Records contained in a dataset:
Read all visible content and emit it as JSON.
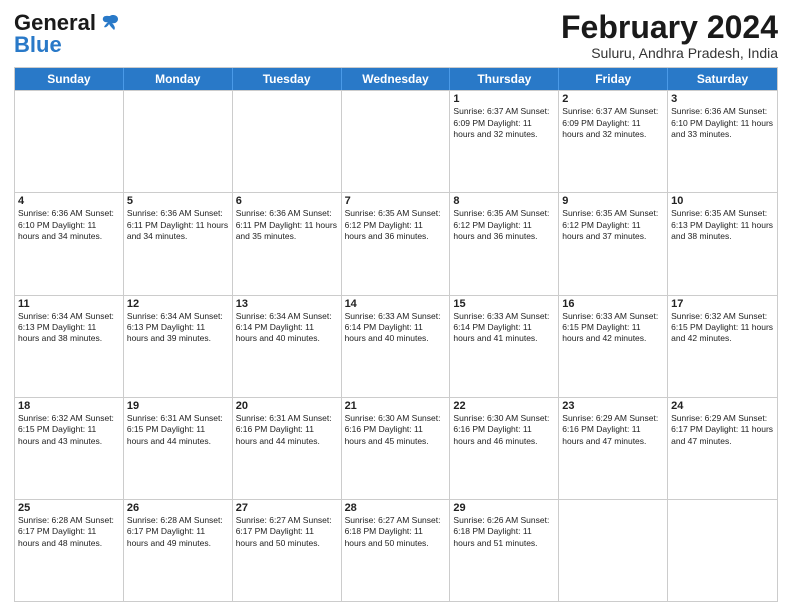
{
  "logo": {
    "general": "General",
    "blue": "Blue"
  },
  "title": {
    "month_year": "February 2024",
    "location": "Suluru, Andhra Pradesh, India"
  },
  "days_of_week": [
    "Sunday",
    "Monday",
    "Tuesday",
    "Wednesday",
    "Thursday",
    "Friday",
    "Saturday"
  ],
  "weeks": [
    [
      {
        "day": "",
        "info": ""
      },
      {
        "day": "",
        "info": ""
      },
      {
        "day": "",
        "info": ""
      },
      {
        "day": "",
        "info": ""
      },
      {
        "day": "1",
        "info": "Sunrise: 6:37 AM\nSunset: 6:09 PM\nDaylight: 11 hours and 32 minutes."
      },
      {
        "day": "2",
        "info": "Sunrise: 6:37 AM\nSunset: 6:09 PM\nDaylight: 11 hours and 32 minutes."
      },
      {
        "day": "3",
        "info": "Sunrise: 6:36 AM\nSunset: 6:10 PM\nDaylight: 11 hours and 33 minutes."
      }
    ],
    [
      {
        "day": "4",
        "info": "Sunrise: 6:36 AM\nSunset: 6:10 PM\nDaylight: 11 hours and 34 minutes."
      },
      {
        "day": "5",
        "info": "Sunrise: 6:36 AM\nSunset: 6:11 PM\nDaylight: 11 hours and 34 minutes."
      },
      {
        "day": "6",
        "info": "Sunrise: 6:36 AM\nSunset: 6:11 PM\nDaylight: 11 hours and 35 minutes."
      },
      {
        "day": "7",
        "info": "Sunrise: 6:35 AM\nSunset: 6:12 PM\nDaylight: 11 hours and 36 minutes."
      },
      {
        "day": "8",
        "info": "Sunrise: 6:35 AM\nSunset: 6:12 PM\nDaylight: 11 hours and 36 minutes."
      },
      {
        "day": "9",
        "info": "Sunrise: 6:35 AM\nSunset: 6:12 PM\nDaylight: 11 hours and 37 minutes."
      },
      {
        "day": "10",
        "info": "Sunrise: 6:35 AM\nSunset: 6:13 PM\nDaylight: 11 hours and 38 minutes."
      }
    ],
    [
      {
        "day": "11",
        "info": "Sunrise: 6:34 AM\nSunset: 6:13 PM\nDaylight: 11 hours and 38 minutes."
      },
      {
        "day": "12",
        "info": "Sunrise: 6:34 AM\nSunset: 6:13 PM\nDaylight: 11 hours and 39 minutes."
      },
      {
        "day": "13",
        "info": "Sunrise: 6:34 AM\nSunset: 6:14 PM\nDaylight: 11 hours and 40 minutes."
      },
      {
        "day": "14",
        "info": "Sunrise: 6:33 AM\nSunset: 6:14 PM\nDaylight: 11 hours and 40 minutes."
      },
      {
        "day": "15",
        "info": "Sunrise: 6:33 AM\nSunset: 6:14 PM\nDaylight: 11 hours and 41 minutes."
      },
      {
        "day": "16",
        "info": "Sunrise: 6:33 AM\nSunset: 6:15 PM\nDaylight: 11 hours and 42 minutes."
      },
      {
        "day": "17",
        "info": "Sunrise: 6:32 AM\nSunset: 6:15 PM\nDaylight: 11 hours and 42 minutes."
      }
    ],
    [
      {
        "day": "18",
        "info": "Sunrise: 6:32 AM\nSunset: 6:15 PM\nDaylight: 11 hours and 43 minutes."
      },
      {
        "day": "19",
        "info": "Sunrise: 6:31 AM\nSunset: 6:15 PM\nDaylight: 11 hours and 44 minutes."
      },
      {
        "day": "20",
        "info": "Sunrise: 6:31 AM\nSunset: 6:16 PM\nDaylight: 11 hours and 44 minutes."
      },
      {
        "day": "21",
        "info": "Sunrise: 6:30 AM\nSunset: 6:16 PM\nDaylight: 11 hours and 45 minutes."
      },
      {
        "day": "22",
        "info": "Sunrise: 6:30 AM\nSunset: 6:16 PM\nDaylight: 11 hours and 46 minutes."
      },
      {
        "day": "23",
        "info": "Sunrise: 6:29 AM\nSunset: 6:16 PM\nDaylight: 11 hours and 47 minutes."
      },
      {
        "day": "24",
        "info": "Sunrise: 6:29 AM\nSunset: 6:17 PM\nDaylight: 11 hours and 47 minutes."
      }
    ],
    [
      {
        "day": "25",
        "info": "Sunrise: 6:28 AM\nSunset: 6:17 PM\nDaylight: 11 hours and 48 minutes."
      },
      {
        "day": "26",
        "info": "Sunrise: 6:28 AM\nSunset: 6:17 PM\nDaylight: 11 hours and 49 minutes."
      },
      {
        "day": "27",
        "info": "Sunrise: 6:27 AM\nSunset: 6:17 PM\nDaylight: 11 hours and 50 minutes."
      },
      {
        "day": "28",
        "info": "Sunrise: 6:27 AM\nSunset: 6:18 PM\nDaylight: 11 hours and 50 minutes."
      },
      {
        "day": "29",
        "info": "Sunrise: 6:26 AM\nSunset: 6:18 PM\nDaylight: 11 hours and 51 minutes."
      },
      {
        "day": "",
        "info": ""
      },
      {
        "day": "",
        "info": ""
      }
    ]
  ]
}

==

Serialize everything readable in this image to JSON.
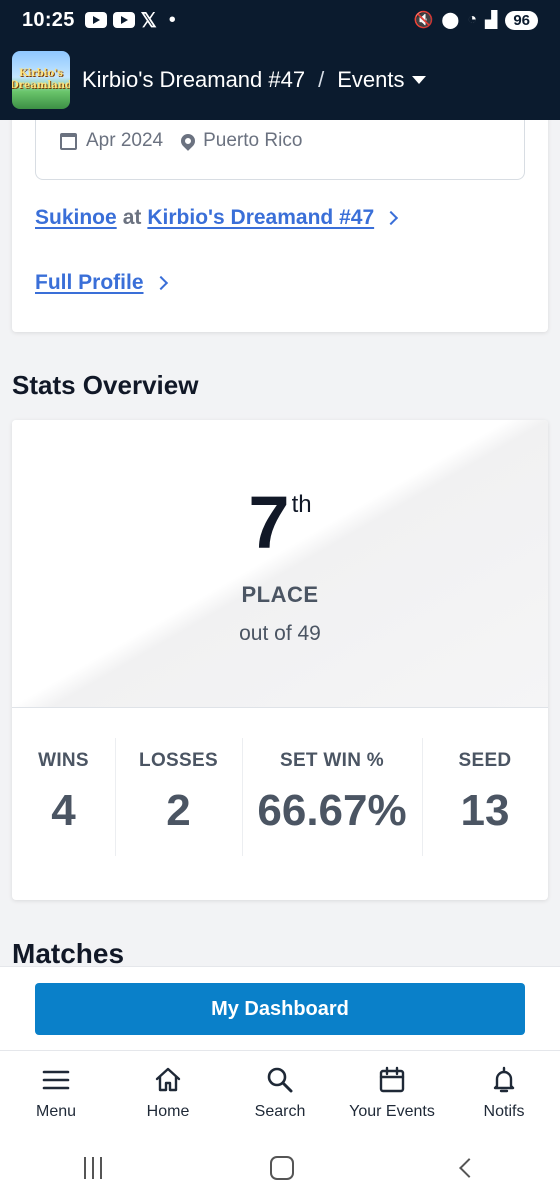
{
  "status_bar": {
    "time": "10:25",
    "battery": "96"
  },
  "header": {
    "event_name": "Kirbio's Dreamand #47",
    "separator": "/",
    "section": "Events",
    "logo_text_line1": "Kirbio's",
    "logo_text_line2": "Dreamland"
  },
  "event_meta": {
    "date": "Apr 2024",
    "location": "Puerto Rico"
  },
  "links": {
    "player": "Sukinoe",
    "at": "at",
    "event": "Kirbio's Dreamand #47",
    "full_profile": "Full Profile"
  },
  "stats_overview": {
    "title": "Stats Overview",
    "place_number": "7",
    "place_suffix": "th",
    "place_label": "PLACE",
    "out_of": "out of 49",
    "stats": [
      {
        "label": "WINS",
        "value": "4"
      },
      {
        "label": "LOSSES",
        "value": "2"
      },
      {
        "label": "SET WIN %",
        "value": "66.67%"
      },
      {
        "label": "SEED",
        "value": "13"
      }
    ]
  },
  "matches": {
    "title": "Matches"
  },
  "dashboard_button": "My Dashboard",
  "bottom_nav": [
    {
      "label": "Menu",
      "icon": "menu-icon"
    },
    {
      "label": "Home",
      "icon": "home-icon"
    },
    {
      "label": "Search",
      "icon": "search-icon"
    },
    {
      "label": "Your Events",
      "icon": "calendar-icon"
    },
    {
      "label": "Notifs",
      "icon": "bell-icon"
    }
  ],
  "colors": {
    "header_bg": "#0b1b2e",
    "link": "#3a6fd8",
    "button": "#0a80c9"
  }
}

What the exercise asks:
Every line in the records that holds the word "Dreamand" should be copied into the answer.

Response to the task:
    "event_name": "Kirbio's Dreamand #47",
    "event": "Kirbio's Dreamand #47",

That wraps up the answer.